  • Post-menopausal women will not be included due to changes in the HPA axis expression and hormonal effects on cognition.

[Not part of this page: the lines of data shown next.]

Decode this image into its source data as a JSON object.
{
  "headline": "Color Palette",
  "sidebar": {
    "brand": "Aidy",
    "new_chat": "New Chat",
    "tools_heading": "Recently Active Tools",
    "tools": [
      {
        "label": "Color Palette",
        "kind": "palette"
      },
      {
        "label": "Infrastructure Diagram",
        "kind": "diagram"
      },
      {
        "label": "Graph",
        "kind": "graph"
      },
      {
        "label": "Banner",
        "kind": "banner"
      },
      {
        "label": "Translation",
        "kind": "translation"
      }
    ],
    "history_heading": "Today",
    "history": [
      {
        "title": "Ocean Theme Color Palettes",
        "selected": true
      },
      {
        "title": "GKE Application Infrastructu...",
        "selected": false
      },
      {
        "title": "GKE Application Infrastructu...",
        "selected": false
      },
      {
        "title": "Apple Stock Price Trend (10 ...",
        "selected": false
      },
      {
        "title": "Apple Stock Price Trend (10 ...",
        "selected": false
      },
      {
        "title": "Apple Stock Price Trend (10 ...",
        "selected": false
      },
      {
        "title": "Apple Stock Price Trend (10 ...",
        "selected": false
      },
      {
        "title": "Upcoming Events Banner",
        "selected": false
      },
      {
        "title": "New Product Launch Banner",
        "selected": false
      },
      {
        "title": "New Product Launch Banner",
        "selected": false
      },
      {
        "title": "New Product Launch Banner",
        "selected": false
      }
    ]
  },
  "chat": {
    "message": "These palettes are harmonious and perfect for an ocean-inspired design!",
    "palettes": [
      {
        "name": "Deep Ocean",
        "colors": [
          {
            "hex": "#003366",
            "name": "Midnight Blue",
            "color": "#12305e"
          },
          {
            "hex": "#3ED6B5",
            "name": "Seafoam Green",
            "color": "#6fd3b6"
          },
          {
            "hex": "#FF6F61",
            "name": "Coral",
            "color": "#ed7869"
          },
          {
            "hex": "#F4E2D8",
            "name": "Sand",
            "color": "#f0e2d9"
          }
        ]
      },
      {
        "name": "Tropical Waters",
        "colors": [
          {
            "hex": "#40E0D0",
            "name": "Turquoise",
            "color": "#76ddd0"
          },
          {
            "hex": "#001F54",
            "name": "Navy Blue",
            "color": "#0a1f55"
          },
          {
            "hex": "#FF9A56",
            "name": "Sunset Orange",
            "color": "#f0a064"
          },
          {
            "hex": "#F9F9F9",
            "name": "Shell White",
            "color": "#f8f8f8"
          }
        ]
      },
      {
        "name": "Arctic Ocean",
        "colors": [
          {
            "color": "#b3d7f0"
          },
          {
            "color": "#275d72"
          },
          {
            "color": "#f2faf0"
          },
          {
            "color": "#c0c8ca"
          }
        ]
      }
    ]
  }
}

In women over the age of 45, menopausal status will be evaluated clinically
  • Excessive self-reported daily caffeine intake, defined as intake exceeding 1000 mg or the equivalent of 8 cups of coffee
  • Active disorders that have been reported to affect tryptophan metabolism or interfere with absorption will be excluded (Acute Intermittent Porphyria, Celiac Disease, Crohn's Disease, Irritable Bowel Syndrome
  • History of an organic brain disorder; mental retardation; or a medical condition, whose pathology or treatment could alter cognition
  • Claustrophobia
  • Metal in body that will interfere with MR imaging
  • Treatment with monoamine oxidase inhibitors, migraine headache medications (triptans) and dextromethorphan

Information from the National Library of Medicine

To learn more about this study, you or your doctor may contact the study research staff using the contact information provided by the sponsor.

Please refer to this study by its identifier (NCT number): NCT02067975

Contact: Catherine Kilday 410-402-6412

United States, Maryland
Maryland Psychiatric Research Center Recruiting
Catonsville, Maryland, United States, 21228
Principal Investigator: Robert W. Buchanan, M.D.         
Sponsors and Collaborators
University of Maryland
Mitsubishi Tanabe Pharma Corporation
National Institute of Mental Health (NIMH)
Principal Investigator: Robert W Buchanan, M.D. University of Maryland

Responsible Party: Robert W. Buchanan, Interim Director, University of Maryland Identifier: NCT02067975     History of Changes
Other Study ID Numbers: HP-00057861
1P50MH103222-01 ( U.S. NIH Grant/Contract )
First Posted: February 20, 2014    Key Record Dates
Last Update Posted: May 16, 2018
Last Verified: May 2018

Keywords provided by Robert W. Buchanan, University of Maryland:
kynurenic acid

Additional relevant MeSH terms:
Schizophrenia Spectrum and Other Psychotic Disorders
Mental Disorders
Antidepressive Agents, Second-Generation
Antidepressive Agents
Psychotropic Drugs